## Tuesday, November 25, 2003

### Polymorphism

What is it? Why is it useful?

First consider a world WITHOUT polymorphism. This really just involves inheritance between classes. Here's a quick simple (classic) example.

// C++

class Shape
{
private:
int m_x;
int m_y;

public:
Shape( int x, int y ) : m_x( x ), m_y( y ) { }

void move( int x, int y )
{
this->m_x = x;

this->m_y = y;
}

double area() const
{
return 0;
}
};

class Circle : public Shape
{
private:

public:
Circle( int x, int y, int r ) : Shape( x, y ), m_r( r ) { }

double area() const
{
return ( 3.14 * this->m_r * this->m_r );
}
};

class Rectangle : public Shape
{
private:
int m_w; // width
int m_h; // height

public:
Rectangle( int x, int y, int w, int h ) : Shape( x, y ), m_w( w ), m_h( h ) { }

double area() const
{
return ( this->m_w * this->m_h );
}
};

So, pretty basic inheritance going on here. Shape is the base class. It has a move() method which changes its x and y coordinates. Shape really doesn't have any concept of area so its area() method just reurns 0.

Circle and Rectangle both inherit from Shape. This means that they both get the m_x and m_y position variables as well as the move() method.

So you could do stuff like...

Shape s( 1, 2 );
s.move( 3, 4 ); // Calls Shape's move()

Circle c( 1, 2, 3 );
c.move( 3, 4 ); // Calls Shape's move()

Rectangle r( 1, 2, 3, 4 );
r.move( 3, 4 ); // Calls Shape's move()

Now since both Circle and Rectangle define area() in them, it overrides the area() they inherited from Shape. This is a good thing, since it gives each derived class the ability to provide custom functionality.

s.area() // always 0

c.area() // (3.14 * 3 * 3)

r.area() // (3 * 4)

So far so good.

The idea behind inheritance is that you could have a pointer to a base class and yet, have it point to derived objects. Consider this...

Shape* p;

p = new Shape( 1, 2 );
p->area();

Pretty straightforward - Calls Shape's area().

p = new Circle( 1, 2, 3 );
p->area();

What does this do? It still calls Shape's area(). Same thing here...

p = new Rectangle( 1, 2, 3, 4 );
p->area();

This is the big downside. It does NOT do the right thing. Why does this happen? Since p is a Shape pointer, it only has access to Shape's methods. How is it supposed to get to Circle's or Rectangle's area?

Enter virtual functions. This is the key to polymorphism.

If you make Shape's area() virtual, the correct area() will be called. The reason is that when you declare a function as virtual, the compiler will add a virtual table pointer to every object of the class hierarchy. This vtable contains the address of all virtual functions. Not only that, but they are kept in strict order. That means that the address Shape's area() will appear in the same slot in its vtable as the address of Circle's area() and Rectangle's area() appear in their vtables. So when you run this...
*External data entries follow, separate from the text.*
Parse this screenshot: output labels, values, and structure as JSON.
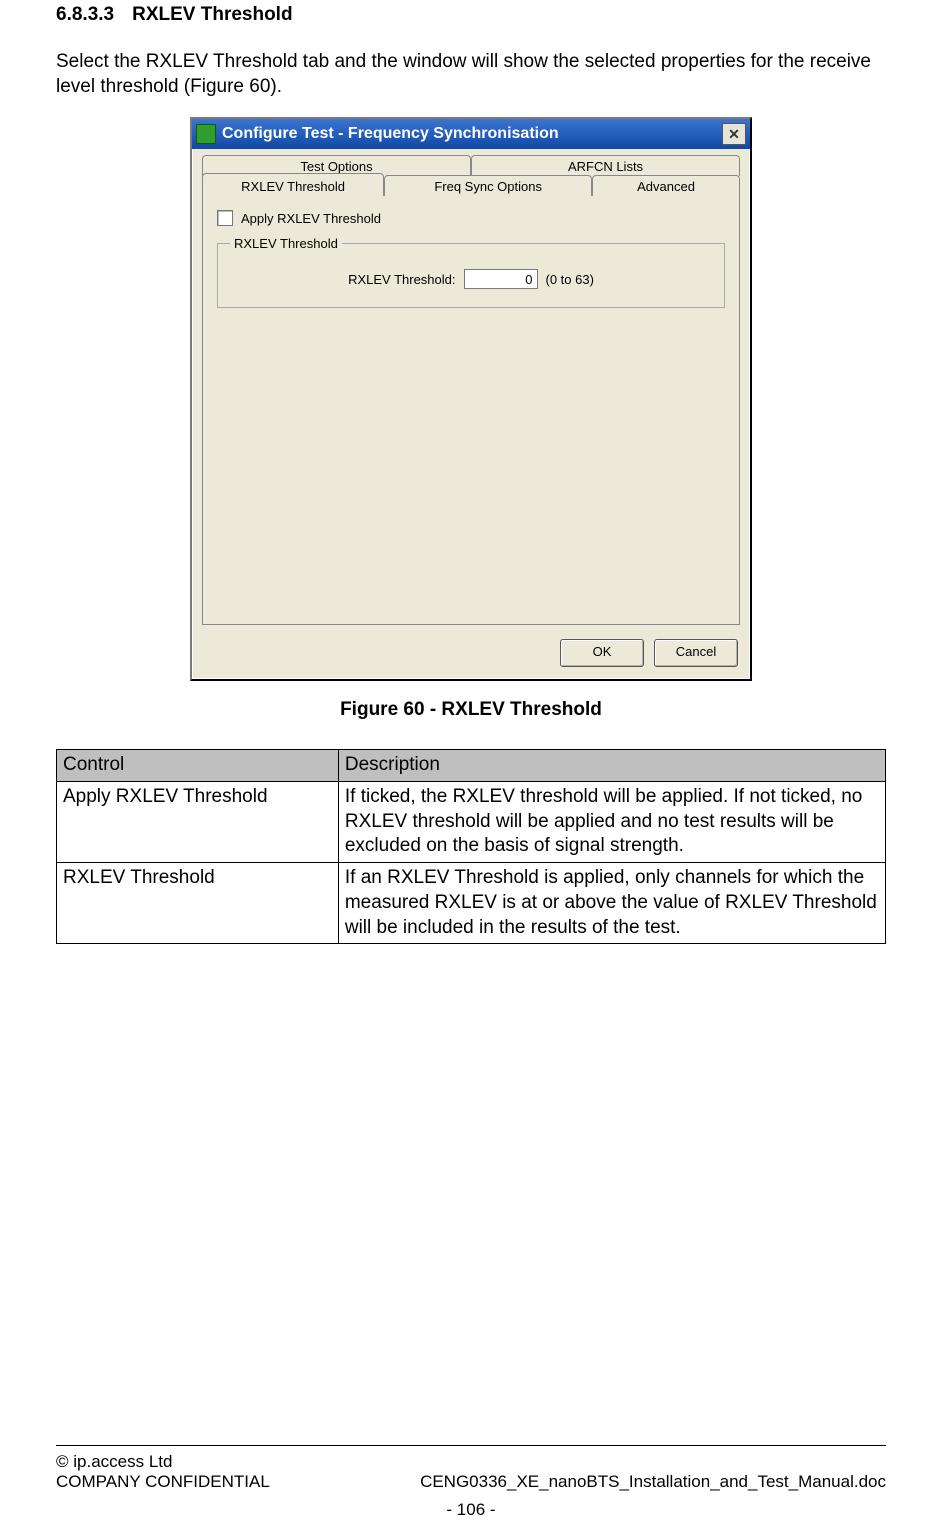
{
  "heading": {
    "number": "6.8.3.3",
    "title": "RXLEV Threshold"
  },
  "intro": "Select the RXLEV Threshold tab and the window will show the selected properties for the receive level threshold (Figure 60).",
  "dialog": {
    "title": "Configure Test - Frequency Synchronisation",
    "tabs_row1": [
      "Test Options",
      "ARFCN Lists"
    ],
    "tabs_row2": [
      "RXLEV Threshold",
      "Freq Sync Options",
      "Advanced"
    ],
    "apply_label": "Apply RXLEV Threshold",
    "groupbox_label": "RXLEV Threshold",
    "field_label": "RXLEV Threshold:",
    "field_value": "0",
    "field_hint": "(0 to 63)",
    "ok_label": "OK",
    "cancel_label": "Cancel"
  },
  "figure_caption": "Figure 60 - RXLEV Threshold",
  "table": {
    "headers": [
      "Control",
      "Description"
    ],
    "rows": [
      {
        "control": "Apply RXLEV Threshold",
        "description": "If ticked, the RXLEV threshold will be applied. If not ticked, no RXLEV threshold will be applied and no test results will be excluded on the basis of signal strength."
      },
      {
        "control": "RXLEV Threshold",
        "description": "If an RXLEV Threshold is applied, only channels for which the measured RXLEV is at or above the value of RXLEV Threshold will be included in the results of the test."
      }
    ]
  },
  "footer": {
    "copyright": "© ip.access Ltd",
    "confidential": "COMPANY CONFIDENTIAL",
    "docname": "CENG0336_XE_nanoBTS_Installation_and_Test_Manual.doc",
    "page": "- 106 -"
  }
}
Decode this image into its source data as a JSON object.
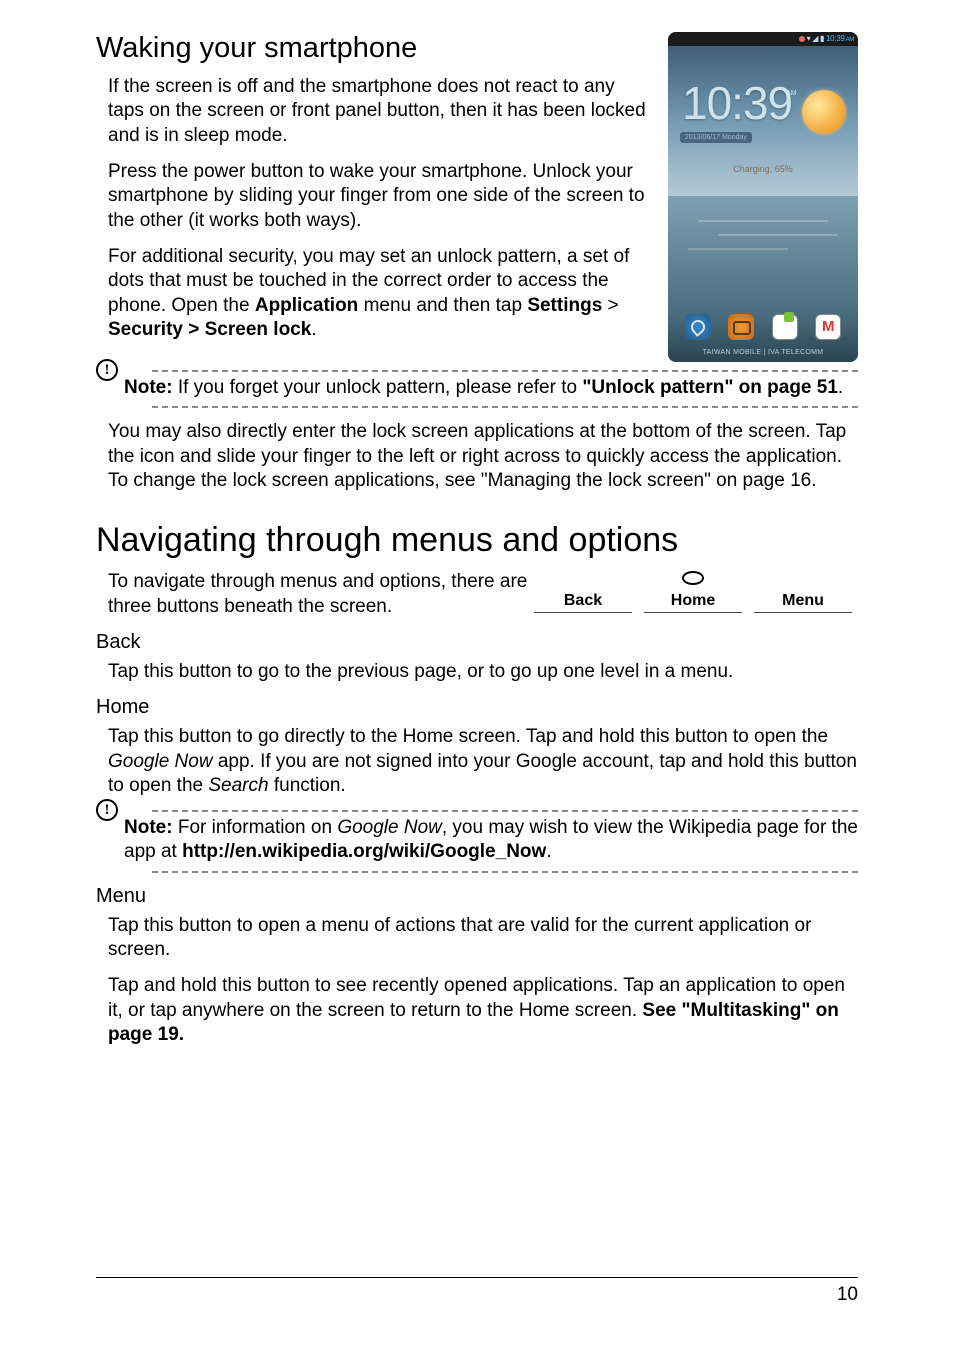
{
  "h2_waking": "Waking your smartphone",
  "waking_p1": "If the screen is off and the smartphone does not react to any taps on the screen or front panel button, then it has been locked and is in sleep mode.",
  "waking_p2": "Press the power button to wake your smartphone. Unlock your smartphone by sliding your finger from one side of the screen to the other (it works both ways).",
  "waking_p3_a": "For additional security, you may set an unlock pattern, a set of dots that must be touched in the correct order to access the phone. Open the ",
  "waking_p3_b": "Application",
  "waking_p3_c": " menu and then tap ",
  "waking_p3_d": "Settings",
  "waking_p3_e": " > ",
  "waking_p3_f": "Security > Screen lock",
  "waking_p3_g": ".",
  "note1_label": "Note:",
  "note1_body_a": " If you forget your unlock pattern, please refer to ",
  "note1_body_b": "\"Unlock pattern\" on page 51",
  "note1_body_c": ".",
  "waking_p4": "You may also directly enter the lock screen applications at the bottom of the screen. Tap the icon and slide your finger to the left or right across to quickly access the application. To change the lock screen applications, see \"Managing the lock screen\" on page 16.",
  "h1_nav": "Navigating through menus and options",
  "nav_intro": "To navigate through menus and options, there are three buttons beneath the screen.",
  "nav_labels": {
    "back": "Back",
    "home": "Home",
    "menu": "Menu"
  },
  "h3_back": "Back",
  "back_p": "Tap this button to go to the previous page, or to go up one level in a menu.",
  "h3_home": "Home",
  "home_p_a": "Tap this button to go directly to the Home screen. Tap and hold this button to open the ",
  "home_p_b": "Google Now",
  "home_p_c": " app. If you are not signed into your Google account, tap and hold this button to open the ",
  "home_p_d": "Search",
  "home_p_e": " function.",
  "note2_label": "Note:",
  "note2_a": " For information on ",
  "note2_b": "Google Now",
  "note2_c": ", you may wish to view the Wikipedia page for the app at ",
  "note2_d": "http://en.wikipedia.org/wiki/Google_Now",
  "note2_e": ".",
  "h3_menu": "Menu",
  "menu_p1": "Tap this button to open a menu of actions that are valid for the current application or screen.",
  "menu_p2_a": "Tap and hold this button to see recently opened applications. Tap an application to open it, or tap anywhere on the screen to return to the Home screen. ",
  "menu_p2_b": "See \"Multitasking\" on page 19.",
  "page_num": "10",
  "phone": {
    "status_time": "10:39",
    "clock": "10:39",
    "ampm": "AM",
    "date": "2013/06/17 Monday",
    "charging": "Charging, 65%",
    "carrier": "TAIWAN MOBILE   |   IVA TELECOMM"
  }
}
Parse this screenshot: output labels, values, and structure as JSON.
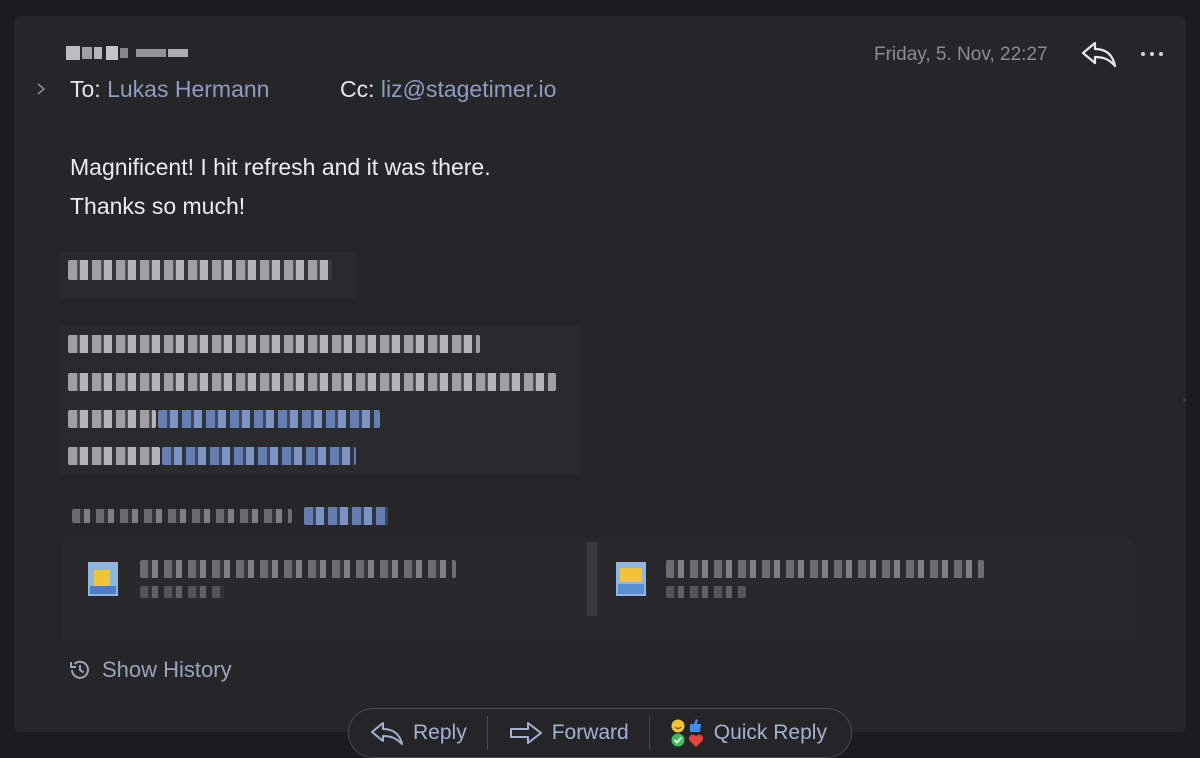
{
  "message": {
    "date": "Friday, 5. Nov, 22:27",
    "to_label": "To:",
    "to_name": "Lukas Hermann",
    "cc_label": "Cc:",
    "cc_address": "liz@stagetimer.io",
    "body_line1": "Magnificent! I hit refresh and it was there.",
    "body_line2": "Thanks so much!"
  },
  "history": {
    "label": "Show History"
  },
  "actions": {
    "reply": "Reply",
    "forward": "Forward",
    "quick_reply": "Quick Reply"
  },
  "colors": {
    "background": "#1c1c1e",
    "card": "#262628",
    "link": "#8f9dc4",
    "action_text": "#a5b1d3"
  }
}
Shape* p;

p = new Circle( 1, 2, 3 );
p->area();

It will look to see if area() is a virtual function. If it is, it will look to see what slot the address of area() appears in Shape's vtable. Once it figures that out, it will go to Circle's vtable, find the same slot and dispatch the call to the address that is found there.

That's how you get dynamic behavior. Obviously, this comes at a price. All classes that have virtual functions will have vtable pointers. Plus, everything dynamic is done at runtime (obviously), so there's a performance penalty there too. You pay a price in space as well as time. But on the plus side, it allows you to grow your systems. You could come up with another class like Triangle, derive from Shape and define custom behavior for area() and it will do the right thing. This is especially useful if you have a collection of Shape objects. You could run through that collection and call virtual methods and it will do the right thing.

C++, Java and C# differ in the way you get polymorphic behavior. The behavior is the same, but how you enable it is different. I'll talk about that later.